(Beginning of Raw data)
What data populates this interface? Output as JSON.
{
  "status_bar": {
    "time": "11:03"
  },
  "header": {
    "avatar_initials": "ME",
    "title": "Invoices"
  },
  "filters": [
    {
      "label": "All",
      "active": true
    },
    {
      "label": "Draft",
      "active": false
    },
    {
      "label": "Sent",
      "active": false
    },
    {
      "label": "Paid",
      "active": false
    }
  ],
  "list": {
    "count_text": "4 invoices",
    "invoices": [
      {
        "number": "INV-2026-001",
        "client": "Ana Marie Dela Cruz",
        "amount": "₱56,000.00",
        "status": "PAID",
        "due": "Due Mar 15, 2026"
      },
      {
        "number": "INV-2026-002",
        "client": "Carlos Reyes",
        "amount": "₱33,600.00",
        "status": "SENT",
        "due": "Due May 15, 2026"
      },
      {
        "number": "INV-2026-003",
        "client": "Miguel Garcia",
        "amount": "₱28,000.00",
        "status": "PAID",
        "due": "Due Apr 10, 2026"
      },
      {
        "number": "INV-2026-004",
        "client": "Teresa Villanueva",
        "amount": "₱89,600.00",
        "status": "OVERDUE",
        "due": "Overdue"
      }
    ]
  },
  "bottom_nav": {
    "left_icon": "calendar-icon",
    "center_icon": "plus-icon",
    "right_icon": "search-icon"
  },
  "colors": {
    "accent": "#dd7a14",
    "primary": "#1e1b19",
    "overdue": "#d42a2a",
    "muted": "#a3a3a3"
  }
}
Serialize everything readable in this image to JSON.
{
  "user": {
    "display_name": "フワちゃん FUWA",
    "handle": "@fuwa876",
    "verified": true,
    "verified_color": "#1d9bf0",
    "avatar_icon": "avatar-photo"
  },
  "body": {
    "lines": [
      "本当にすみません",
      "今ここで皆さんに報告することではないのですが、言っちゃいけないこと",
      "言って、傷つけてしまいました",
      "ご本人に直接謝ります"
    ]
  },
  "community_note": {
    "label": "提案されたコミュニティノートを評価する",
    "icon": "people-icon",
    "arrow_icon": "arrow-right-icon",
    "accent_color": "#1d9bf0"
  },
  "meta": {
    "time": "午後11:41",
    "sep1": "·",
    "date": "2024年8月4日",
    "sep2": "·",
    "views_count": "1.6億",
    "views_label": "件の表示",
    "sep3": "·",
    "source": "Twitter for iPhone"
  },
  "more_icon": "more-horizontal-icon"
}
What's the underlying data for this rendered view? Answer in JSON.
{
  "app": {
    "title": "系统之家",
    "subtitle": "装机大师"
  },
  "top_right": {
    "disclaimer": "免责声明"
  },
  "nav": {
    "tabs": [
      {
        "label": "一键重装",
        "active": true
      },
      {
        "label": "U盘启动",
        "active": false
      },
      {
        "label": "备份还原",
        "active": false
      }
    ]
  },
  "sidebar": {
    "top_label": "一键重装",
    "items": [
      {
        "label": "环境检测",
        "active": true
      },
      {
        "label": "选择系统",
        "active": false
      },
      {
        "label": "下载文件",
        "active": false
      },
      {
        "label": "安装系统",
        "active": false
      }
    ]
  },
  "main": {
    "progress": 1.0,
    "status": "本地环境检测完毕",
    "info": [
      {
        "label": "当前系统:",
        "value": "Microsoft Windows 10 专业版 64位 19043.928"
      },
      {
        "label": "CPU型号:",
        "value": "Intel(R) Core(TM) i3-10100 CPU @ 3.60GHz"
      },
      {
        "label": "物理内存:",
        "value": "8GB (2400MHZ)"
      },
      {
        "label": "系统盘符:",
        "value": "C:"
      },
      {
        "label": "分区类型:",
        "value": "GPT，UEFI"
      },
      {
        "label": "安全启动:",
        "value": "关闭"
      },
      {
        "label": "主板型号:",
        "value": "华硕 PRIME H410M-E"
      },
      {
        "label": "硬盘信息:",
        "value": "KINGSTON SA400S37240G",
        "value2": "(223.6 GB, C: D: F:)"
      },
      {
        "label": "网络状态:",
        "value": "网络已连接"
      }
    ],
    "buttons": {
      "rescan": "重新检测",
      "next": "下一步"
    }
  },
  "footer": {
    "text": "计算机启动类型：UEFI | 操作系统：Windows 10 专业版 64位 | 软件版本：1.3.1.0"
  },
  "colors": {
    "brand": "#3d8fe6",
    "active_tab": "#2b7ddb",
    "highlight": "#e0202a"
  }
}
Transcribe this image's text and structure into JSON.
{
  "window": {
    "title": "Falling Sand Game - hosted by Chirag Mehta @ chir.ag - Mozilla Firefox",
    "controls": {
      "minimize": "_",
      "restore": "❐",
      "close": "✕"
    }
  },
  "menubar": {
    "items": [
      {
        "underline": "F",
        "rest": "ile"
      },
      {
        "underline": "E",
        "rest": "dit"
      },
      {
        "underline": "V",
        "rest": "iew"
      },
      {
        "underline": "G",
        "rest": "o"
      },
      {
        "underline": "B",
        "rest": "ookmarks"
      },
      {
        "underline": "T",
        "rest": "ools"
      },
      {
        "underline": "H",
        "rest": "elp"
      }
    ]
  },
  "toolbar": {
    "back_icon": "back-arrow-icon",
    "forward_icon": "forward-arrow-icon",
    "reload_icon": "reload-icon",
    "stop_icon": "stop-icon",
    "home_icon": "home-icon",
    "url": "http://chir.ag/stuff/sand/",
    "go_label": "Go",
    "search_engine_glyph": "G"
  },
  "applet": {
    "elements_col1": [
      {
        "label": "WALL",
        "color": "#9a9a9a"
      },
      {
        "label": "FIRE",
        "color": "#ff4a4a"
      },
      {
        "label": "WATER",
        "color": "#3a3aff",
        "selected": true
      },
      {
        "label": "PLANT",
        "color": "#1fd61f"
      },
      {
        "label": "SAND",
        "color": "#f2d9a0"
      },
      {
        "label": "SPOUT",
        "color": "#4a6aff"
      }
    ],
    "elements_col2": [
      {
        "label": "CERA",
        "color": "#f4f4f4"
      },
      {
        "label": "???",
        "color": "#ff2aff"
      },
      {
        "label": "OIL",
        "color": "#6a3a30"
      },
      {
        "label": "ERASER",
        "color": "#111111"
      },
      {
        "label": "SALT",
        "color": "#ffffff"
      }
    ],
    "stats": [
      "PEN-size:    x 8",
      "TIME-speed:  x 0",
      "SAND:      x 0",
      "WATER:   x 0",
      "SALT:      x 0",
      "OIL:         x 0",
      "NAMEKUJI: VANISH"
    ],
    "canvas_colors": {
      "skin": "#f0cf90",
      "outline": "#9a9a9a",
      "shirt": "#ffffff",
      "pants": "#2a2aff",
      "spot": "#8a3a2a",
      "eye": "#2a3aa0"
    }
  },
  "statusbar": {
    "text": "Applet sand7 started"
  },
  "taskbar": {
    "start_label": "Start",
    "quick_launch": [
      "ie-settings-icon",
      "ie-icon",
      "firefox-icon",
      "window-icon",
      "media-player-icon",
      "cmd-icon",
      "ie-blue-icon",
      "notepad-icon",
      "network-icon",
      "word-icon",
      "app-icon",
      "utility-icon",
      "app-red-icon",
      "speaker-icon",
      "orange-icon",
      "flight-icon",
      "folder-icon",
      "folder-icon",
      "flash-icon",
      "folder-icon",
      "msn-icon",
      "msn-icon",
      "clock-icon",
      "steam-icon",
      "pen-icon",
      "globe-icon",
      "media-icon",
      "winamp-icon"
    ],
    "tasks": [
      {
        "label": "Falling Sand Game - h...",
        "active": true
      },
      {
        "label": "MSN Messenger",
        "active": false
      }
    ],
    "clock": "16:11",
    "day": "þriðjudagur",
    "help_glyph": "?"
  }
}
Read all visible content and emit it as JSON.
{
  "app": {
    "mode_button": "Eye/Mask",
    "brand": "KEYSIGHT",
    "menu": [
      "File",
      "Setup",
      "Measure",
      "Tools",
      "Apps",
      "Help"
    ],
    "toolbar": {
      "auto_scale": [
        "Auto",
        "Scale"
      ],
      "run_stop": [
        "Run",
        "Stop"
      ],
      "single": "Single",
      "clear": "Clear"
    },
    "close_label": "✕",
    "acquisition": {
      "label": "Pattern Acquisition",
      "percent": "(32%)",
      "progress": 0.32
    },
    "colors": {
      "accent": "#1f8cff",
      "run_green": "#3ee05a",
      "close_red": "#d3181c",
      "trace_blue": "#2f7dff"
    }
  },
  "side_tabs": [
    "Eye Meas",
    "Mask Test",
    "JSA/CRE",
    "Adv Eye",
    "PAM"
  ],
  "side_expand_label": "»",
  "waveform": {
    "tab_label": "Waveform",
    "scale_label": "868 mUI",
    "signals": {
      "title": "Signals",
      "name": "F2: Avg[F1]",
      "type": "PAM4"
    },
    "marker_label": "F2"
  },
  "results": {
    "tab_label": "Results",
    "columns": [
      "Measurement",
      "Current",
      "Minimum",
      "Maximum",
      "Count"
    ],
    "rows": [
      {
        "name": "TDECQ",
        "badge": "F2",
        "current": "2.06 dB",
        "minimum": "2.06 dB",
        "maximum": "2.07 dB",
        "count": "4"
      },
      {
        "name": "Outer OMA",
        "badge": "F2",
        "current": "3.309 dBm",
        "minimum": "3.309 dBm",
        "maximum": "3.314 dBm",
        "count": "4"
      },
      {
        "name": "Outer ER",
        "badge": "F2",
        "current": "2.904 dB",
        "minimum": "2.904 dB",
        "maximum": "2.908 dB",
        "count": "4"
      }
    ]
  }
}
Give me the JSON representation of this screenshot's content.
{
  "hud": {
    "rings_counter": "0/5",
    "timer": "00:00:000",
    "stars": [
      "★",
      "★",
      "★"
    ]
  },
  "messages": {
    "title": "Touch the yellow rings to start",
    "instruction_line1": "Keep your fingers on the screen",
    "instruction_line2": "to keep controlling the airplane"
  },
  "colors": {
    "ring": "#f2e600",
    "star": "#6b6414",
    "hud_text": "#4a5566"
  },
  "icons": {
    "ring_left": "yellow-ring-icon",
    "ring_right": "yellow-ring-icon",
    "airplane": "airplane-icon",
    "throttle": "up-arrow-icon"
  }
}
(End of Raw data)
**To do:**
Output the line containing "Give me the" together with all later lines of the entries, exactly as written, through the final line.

**Answer area:**
Give me the JSON representation of this screenshot's content.
{
  "hud": {
    "rings_counter": "0/5",
    "timer": "00:00:000",
    "stars": [
      "★",
      "★",
      "★"
    ]
  },
  "messages": {
    "title": "Touch the yellow rings to start",
    "instruction_line1": "Keep your fingers on the screen",
    "instruction_line2": "to keep controlling the airplane"
  },
  "colors": {
    "ring": "#f2e600",
    "star": "#6b6414",
    "hud_text": "#4a5566"
  },
  "icons": {
    "ring_left": "yellow-ring-icon",
    "ring_right": "yellow-ring-icon",
    "airplane": "airplane-icon",
    "throttle": "up-arrow-icon"
  }
}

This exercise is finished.